=== TASK REQUIREMENTS ===
Out of the lines below, please list those that hold the string "valj".

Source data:
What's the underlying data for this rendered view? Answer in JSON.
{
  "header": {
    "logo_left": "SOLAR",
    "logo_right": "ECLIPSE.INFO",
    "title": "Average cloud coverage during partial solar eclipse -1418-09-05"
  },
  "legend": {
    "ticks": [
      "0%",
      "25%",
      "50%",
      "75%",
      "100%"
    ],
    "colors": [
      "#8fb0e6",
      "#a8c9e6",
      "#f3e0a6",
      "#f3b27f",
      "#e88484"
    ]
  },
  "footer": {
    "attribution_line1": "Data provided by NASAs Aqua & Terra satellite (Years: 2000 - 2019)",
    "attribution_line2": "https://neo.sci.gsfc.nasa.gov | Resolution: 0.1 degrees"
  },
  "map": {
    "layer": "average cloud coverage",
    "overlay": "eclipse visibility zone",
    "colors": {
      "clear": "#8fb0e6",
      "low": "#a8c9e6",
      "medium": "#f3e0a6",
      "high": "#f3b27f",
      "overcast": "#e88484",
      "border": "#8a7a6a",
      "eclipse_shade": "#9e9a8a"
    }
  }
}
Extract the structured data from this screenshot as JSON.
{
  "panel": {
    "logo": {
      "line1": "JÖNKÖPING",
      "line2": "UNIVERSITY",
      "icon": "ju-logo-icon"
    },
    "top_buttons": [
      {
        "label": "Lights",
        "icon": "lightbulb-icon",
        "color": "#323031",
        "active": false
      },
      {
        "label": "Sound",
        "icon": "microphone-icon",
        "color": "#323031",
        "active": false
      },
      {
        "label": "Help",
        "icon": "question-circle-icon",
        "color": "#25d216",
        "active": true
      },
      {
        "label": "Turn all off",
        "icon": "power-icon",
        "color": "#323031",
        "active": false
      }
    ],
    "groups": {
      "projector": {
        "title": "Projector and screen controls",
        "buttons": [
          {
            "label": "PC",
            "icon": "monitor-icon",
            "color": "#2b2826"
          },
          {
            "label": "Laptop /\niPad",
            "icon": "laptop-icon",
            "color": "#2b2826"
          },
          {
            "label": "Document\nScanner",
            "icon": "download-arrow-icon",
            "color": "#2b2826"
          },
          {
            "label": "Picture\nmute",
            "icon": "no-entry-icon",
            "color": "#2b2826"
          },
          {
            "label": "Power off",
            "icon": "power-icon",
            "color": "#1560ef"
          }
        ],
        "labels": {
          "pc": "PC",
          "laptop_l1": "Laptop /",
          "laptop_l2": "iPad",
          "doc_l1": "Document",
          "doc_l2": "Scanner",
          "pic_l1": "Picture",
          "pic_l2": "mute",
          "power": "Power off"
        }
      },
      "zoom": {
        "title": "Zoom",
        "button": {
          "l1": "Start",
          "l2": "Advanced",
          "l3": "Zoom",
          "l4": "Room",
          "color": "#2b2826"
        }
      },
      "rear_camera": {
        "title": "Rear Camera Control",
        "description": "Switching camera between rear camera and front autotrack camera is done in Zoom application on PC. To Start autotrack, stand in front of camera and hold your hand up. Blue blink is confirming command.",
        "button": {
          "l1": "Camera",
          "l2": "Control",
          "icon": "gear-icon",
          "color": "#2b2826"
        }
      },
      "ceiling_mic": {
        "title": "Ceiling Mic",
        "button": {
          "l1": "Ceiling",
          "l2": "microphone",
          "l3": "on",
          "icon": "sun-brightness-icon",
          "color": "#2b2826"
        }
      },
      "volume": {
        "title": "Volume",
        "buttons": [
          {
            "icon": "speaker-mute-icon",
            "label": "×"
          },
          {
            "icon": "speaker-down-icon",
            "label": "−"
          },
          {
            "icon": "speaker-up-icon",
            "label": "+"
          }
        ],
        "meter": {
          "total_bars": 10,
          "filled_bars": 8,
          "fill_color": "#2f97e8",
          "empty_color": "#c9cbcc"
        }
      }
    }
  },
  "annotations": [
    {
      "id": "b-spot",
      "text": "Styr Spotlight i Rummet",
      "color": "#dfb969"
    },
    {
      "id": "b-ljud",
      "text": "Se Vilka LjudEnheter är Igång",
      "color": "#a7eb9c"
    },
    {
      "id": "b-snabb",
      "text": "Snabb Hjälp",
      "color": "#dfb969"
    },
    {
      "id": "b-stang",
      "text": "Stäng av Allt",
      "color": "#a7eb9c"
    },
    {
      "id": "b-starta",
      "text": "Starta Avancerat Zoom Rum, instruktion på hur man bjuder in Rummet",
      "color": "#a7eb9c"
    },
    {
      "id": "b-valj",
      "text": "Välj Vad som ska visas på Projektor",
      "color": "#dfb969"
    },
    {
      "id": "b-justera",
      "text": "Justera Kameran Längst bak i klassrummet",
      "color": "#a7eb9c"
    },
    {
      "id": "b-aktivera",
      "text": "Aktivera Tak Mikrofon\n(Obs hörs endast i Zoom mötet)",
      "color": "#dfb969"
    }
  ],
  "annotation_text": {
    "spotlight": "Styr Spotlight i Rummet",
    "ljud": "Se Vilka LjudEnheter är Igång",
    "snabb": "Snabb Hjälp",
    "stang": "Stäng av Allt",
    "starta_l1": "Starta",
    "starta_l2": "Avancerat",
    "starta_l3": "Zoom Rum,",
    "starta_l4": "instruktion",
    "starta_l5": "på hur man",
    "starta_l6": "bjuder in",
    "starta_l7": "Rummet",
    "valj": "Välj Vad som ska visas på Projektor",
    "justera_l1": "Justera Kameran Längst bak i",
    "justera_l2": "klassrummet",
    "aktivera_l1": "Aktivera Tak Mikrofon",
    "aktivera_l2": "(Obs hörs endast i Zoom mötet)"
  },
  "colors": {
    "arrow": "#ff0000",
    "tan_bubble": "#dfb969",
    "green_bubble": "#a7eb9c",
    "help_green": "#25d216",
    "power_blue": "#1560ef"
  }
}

=== ANSWER TO THIS TASK ===
      "id": "b-valj",
    "valj": "Välj Vad som ska visas på Projektor",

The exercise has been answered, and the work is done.